The comments Leitão made came on the heels of a shocking move by Prime Minister Justin Trudeau on Tuesday. At a meeting in Ottawa, Trudeau expressed plans to impose a 10-per-cent federal excise tax on recreational pot. The anticipated revenue would be a 50-50 split with the provinces.
The provinces, including Quebec led by Premier Philippe Couillard, argued the formula is unacceptable because the provinces are bearing most of the costs.
Leitão made it clear even if Ottawa’s plan legalizing marijuana kicks in July 1, 2018, there is time to negotiate a proper financial agreement. The goal is to ink one when Canada’s finance ministers meet in December.
Similar to the other provinces, Quebec has been battling with the penalties of the policy for several months. Quebec wants adults 18+ to be allowed buy marijuana. Ontario has chosen for the age 19. On Wednesday, Alberta also commented the age should be 18. Ontario is trying to find a way at having its state-run system charge roughly $10 a gram. Quebec has yet to set an exact price.
In the National Assembly on Wednesday, despite, the opposition Coalition Avenir Québec continued its efforts on the age issue, calling on the government to make the age 21. Temporarily, Montreal Mayor Denis Coderre on Wednesday also said, repeating his demand that the city also is allowed to its share of any revenue.
“I understand that Prime Minister Trudeau was talking about the issue of marijuana,” Coderre quoted. “That there could be a tax, we’re talking $1, and it would be (split) 50-50 with the provinces.
“I just want it remembered that with all of the impacts (legal marijuana) will have at the municipal level … municipalities also want some part of that (tax) to finance the resources that will be required.”

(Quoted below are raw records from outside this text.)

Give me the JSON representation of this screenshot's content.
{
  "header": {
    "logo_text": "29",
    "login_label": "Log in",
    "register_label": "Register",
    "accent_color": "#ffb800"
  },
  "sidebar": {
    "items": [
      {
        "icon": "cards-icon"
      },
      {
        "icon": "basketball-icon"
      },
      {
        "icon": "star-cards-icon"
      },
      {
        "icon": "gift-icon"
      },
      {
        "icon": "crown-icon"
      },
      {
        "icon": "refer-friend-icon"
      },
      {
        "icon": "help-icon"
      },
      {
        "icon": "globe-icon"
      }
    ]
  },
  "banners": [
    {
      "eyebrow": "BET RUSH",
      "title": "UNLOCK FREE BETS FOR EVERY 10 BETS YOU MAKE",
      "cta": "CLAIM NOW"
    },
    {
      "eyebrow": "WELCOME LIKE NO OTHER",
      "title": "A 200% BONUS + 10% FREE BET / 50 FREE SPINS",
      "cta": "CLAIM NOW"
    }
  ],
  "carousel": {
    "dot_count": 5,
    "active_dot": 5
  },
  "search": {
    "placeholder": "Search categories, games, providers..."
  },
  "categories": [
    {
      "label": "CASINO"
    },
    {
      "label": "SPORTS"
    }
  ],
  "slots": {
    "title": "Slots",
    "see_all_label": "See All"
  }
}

Under the federal proposal put to premiers during a first ministers meeting, a gram of marijuana would be substance to an excise tax of $1 on sales in an amount up to $10 and a 10-per-cent tax on sales greater than $10.